Gilead, by Marilynne Robinson
Only on page 66, but what a beautiful read. The language and images are so beautiful.
It's moved me to tears, several times already--and I've not felt that these tears were jerked out of me through emotional blackmail.
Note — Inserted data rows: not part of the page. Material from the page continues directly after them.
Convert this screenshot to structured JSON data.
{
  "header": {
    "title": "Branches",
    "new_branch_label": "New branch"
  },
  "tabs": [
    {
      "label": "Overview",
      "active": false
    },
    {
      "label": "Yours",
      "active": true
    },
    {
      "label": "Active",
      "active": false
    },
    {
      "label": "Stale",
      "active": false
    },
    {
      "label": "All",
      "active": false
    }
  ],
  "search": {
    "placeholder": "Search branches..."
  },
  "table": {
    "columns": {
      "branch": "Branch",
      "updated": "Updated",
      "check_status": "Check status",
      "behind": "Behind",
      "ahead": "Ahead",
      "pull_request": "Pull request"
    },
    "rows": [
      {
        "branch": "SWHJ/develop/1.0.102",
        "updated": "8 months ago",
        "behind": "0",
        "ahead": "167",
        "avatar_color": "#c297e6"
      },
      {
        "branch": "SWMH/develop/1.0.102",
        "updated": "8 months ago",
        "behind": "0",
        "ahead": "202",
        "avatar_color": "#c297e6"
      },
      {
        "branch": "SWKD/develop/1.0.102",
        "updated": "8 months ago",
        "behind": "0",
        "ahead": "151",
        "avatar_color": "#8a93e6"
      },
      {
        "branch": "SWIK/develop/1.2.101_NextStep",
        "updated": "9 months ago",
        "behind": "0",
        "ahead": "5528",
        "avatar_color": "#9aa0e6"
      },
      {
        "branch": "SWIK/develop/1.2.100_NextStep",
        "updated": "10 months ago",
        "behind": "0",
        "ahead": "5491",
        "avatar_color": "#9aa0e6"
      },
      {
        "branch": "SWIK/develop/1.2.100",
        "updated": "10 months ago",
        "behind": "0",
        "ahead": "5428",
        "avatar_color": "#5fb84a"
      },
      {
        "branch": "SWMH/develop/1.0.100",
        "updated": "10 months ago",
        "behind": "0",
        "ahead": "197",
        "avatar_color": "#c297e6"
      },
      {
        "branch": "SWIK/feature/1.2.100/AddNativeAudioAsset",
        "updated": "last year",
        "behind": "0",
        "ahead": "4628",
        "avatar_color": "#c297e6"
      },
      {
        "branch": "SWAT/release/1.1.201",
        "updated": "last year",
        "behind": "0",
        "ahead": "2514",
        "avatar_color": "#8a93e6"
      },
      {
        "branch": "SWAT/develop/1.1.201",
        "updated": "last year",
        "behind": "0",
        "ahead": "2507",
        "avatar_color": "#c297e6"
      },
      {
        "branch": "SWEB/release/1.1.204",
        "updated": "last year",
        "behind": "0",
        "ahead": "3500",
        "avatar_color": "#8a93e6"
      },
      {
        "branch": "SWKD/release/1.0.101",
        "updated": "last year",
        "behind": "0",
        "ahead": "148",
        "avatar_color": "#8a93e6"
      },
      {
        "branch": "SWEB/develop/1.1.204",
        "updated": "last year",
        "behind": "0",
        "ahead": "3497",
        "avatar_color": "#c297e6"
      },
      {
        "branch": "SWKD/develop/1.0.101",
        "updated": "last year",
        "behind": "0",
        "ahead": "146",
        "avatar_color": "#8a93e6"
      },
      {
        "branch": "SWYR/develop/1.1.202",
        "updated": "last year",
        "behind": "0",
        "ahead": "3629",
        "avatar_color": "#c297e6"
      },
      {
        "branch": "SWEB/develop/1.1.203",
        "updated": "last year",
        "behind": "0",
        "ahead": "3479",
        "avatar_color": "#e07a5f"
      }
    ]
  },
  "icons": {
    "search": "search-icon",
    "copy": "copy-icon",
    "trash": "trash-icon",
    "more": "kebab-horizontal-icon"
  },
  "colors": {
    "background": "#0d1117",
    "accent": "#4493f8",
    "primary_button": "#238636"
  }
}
I realize now how the situation of a novel (or other piece of work) warrants sympathy, empathy, and all that.
Here's the last true passage (of many) I'd read:
"You feel your obligation to a child when you have seen it and held it. Any human face is a claim on you, because you can't help but understand the singularity of it, the courage and loneliness of it."
It offers up a depiction of poverty that is not poverty porn; it mentions Georges Bernanos' Diary of a Country Priest and the Spanish Flu Pandemic of 1918.
Plus, I hear there's a twist coming my way, somewhere in the middle of the novel.
Thank you, Chingbee Cruz, for recommending.